| What you need to do |
The entries below are to be copied exactly, with every picture left out.

| Supplied data |
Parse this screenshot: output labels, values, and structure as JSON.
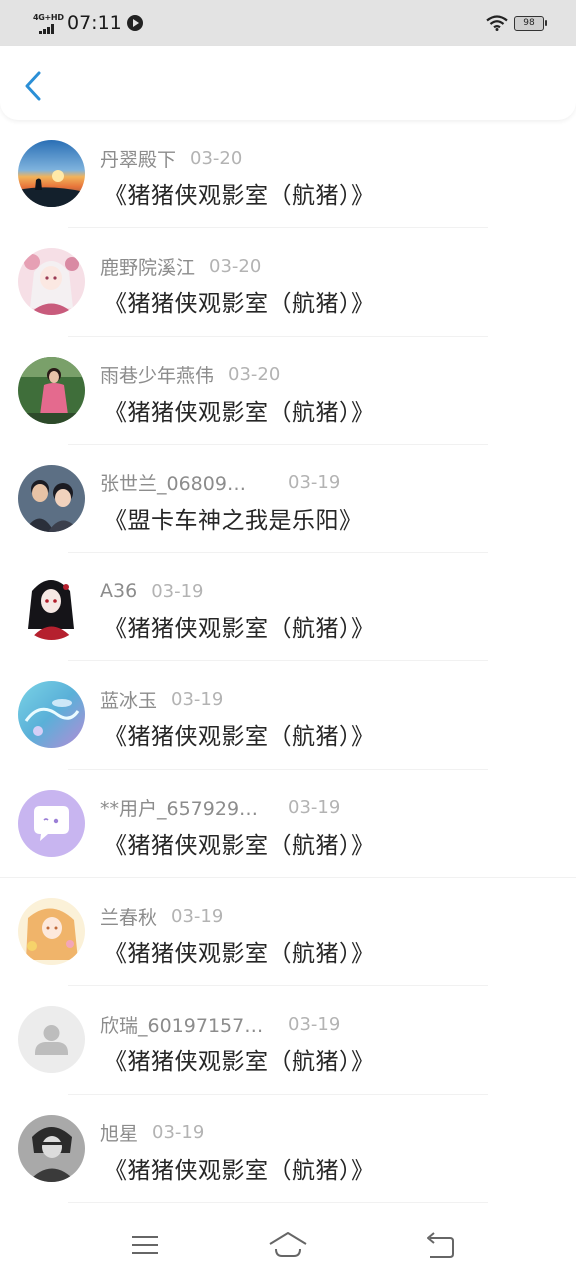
{
  "status_bar": {
    "network": "4G+HD",
    "time": "07:11",
    "battery": "98"
  },
  "header": {
    "back_icon": "chevron-left-icon",
    "accent": "#2b8fd6"
  },
  "items": [
    {
      "name": "丹翠殿下",
      "date": "03-20",
      "title": "《猪猪侠观影室（航猪）》"
    },
    {
      "name": "鹿野院溪江",
      "date": "03-20",
      "title": "《猪猪侠观影室（航猪）》"
    },
    {
      "name": "雨巷少年燕伟",
      "date": "03-20",
      "title": "《猪猪侠观影室（航猪）》"
    },
    {
      "name": "张世兰_06809…",
      "date": "03-19",
      "title": "《盟卡车神之我是乐阳》"
    },
    {
      "name": "A36",
      "date": "03-19",
      "title": "《猪猪侠观影室（航猪）》"
    },
    {
      "name": "蓝冰玉",
      "date": "03-19",
      "title": "《猪猪侠观影室（航猪）》"
    },
    {
      "name": "**用户_657929…",
      "date": "03-19",
      "title": "《猪猪侠观影室（航猪）》"
    },
    {
      "name": "兰春秋",
      "date": "03-19",
      "title": "《猪猪侠观影室（航猪）》"
    },
    {
      "name": "欣瑞_60197157…",
      "date": "03-19",
      "title": "《猪猪侠观影室（航猪）》"
    },
    {
      "name": "旭星",
      "date": "03-19",
      "title": "《猪猪侠观影室（航猪）》"
    }
  ],
  "nav_bar": {
    "menu_icon": "menu-icon",
    "home_icon": "home-icon",
    "back_icon": "back-arrow-icon"
  }
}
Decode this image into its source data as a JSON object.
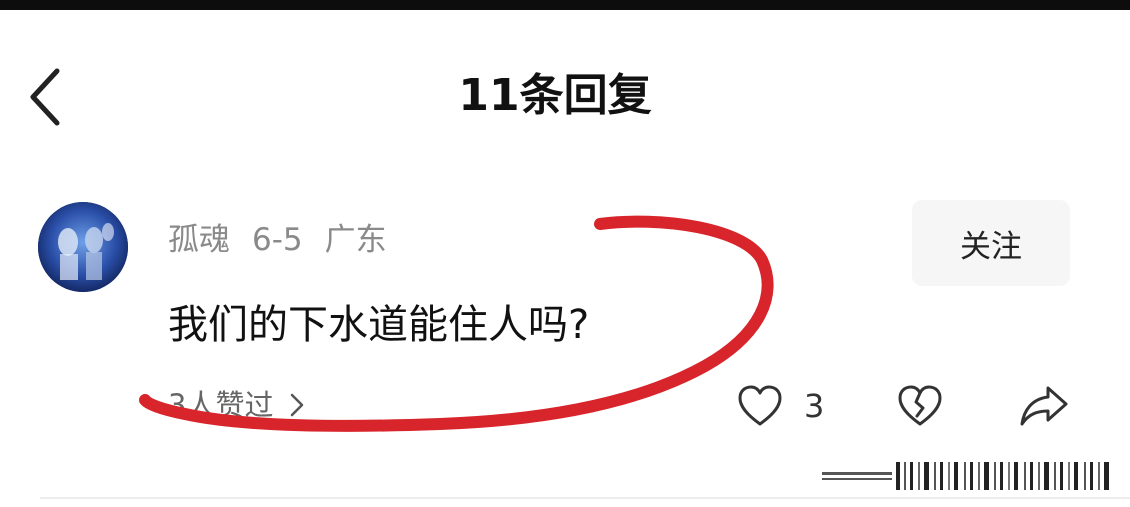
{
  "header": {
    "title": "11条回复"
  },
  "comment": {
    "username": "孤魂",
    "date": "6-5",
    "location": "广东",
    "follow_label": "关注",
    "text": "我们的下水道能住人吗?",
    "likes_summary": "3人赞过",
    "like_count": "3"
  },
  "colors": {
    "marker": "#d8242b",
    "meta_gray": "#8a8a8a",
    "follow_bg": "#f6f6f6"
  },
  "icons": [
    "back-arrow-icon",
    "heart-icon",
    "broken-heart-icon",
    "share-icon",
    "chevron-right-icon"
  ]
}
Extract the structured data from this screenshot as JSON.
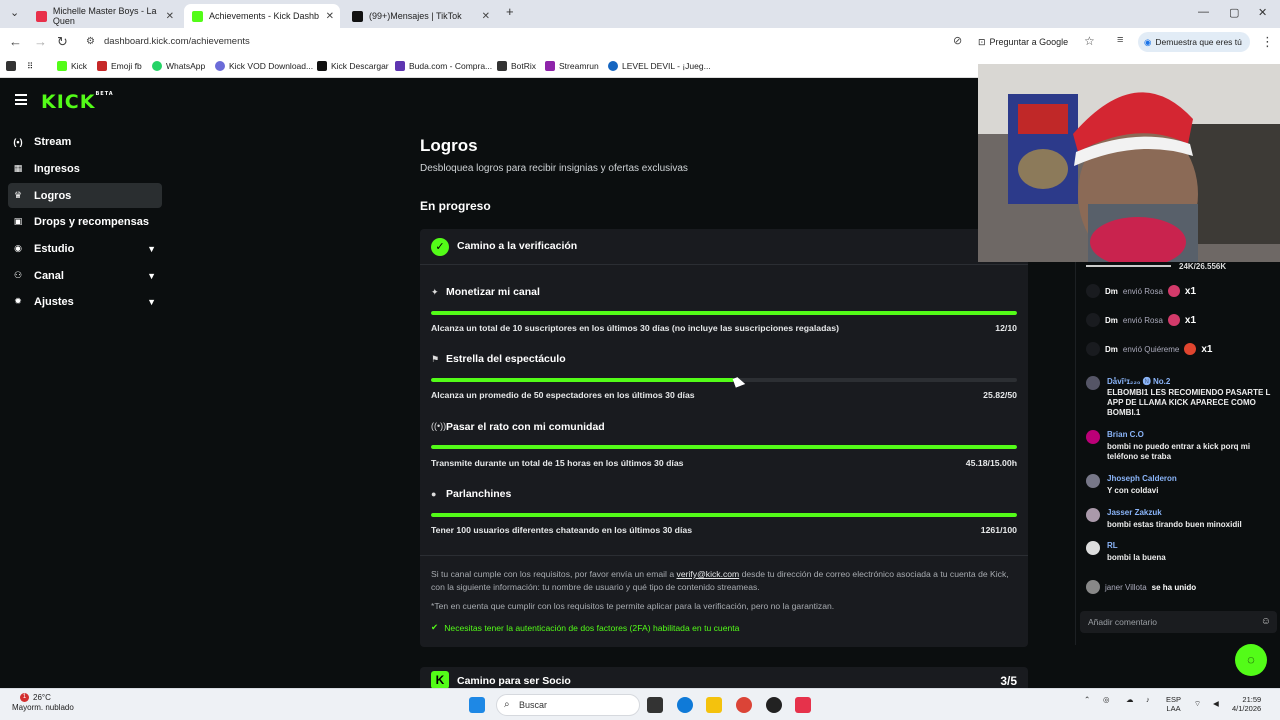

| Solution |
Parse this screenshot: output labels, values, and structure as JSON.
{
  "status_bar": {
    "network": "4G+HD",
    "time": "07:11",
    "battery": "98"
  },
  "header": {
    "back_icon": "chevron-left-icon",
    "accent": "#2b8fd6"
  },
  "items": [
    {
      "name": "丹翠殿下",
      "date": "03-20",
      "title": "《猪猪侠观影室（航猪）》"
    },
    {
      "name": "鹿野院溪江",
      "date": "03-20",
      "title": "《猪猪侠观影室（航猪）》"
    },
    {
      "name": "雨巷少年燕伟",
      "date": "03-20",
      "title": "《猪猪侠观影室（航猪）》"
    },
    {
      "name": "张世兰_06809…",
      "date": "03-19",
      "title": "《盟卡车神之我是乐阳》"
    },
    {
      "name": "A36",
      "date": "03-19",
      "title": "《猪猪侠观影室（航猪）》"
    },
    {
      "name": "蓝冰玉",
      "date": "03-19",
      "title": "《猪猪侠观影室（航猪）》"
    },
    {
      "name": "**用户_657929…",
      "date": "03-19",
      "title": "《猪猪侠观影室（航猪）》"
    },
    {
      "name": "兰春秋",
      "date": "03-19",
      "title": "《猪猪侠观影室（航猪）》"
    },
    {
      "name": "欣瑞_60197157…",
      "date": "03-19",
      "title": "《猪猪侠观影室（航猪）》"
    },
    {
      "name": "旭星",
      "date": "03-19",
      "title": "《猪猪侠观影室（航猪）》"
    }
  ],
  "nav_bar": {
    "menu_icon": "menu-icon",
    "home_icon": "home-icon",
    "back_icon": "back-arrow-icon"
  }
}
Decode this image into its source data as a JSON object.
{
  "header": {
    "title": "11条回复"
  },
  "comment": {
    "username": "孤魂",
    "date": "6-5",
    "location": "广东",
    "follow_label": "关注",
    "text": "我们的下水道能住人吗?",
    "likes_summary": "3人赞过",
    "like_count": "3"
  },
  "colors": {
    "marker": "#d8242b",
    "meta_gray": "#8a8a8a",
    "follow_bg": "#f6f6f6"
  },
  "icons": [
    "back-arrow-icon",
    "heart-icon",
    "broken-heart-icon",
    "share-icon",
    "chevron-right-icon"
  ]
}
Extract the structured data from this screenshot as JSON.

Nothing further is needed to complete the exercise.